What I really liked about reading your article is that you start with the tribute to your wife, then her music and so following the lead via Joni Mitchell to Memphis. After that the article becomes a ‘little’ adventure.

But saying the words you “not meaning to spur any controversy”,
got me thinking. I will leave Joni Mitchell to her fans… And the lyric,
well I don’t think it’s supposed to be a ‘Furry Tribute’ nor a tribute to Beale Street. (I have to admit I enjoyed looking and listening to Pat Metheny better, by the way thanks for that information: I would not have recognized him.) Maybe it was merely a reflection on a trip she made like ‘Prin’ did. He told us about such a trip in his comment on tour article.

And to answer your last question, there are suitable artists to do so,
leave it up to them…

14 years ago

Brilliant blues blog, and so well laid out well done the bluesblogger

MJK (Mike)
14 years ago

“the famous Beale Street: ” – I was there once: WOW. I was in awe and cannot wait to go back.

14 years ago

Very nicely done, thanks for reposting this.

13 years ago

I loved your post. thought some readers were a bit harsh regarding joni mitchell. i think she is a fantastic artist that can paint a picture with words and play a mean guitar. she should be applauded for having had an interest in blues and its history and bringing it to the attention of those who otherwise wouldn’t have known or cared.

13 years ago

Great for re-posting this.

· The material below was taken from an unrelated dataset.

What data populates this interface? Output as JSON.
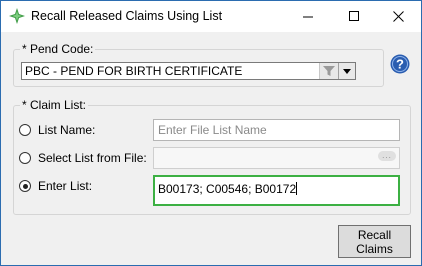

I totally agree that if a follow-up song should be done it should be done by Joni Mitchell. This was not a tribute to Beale Street or Furry, it was, as you said, a description of how history had fallen into disrepair. Many of your posts are about how music creates change, especially blues music. Obviously it changed Joni Mitchell enough for her to write this unique song. And her music changed Beale Street.

13 years ago

…. another fantastic article and review from the BluesBlogger !!

13 years ago

Loved this post, I was at one of the first Beale Street Music Festivals, it rained naturally, we went to the Orphium theatre, I remember seeing Ricky Nelson and Roy Orbison perform. I have tried to find more info on this, what year-who else performed-etc. Can you help?

Leann Carland
Leann Carland
12 years ago

I’m really impressed along with your writing skills and also with the layout on your blog. Is this a paid theme or did you modify it yourself? Anyway keep up the excellent quality writing, it is rare to see a nice blog like this one these days…

Raj hirvate
Raj hirvate
8 years ago

thanks for sharing the information .. really impressed by your writing skills 🙂
Nice layout also ..

8 years ago

I just got back from visiting Beale myself and I found the place to be absolutely mesmerizing and filled with history and air from such. I got to Memphis… I hope I will get to it again.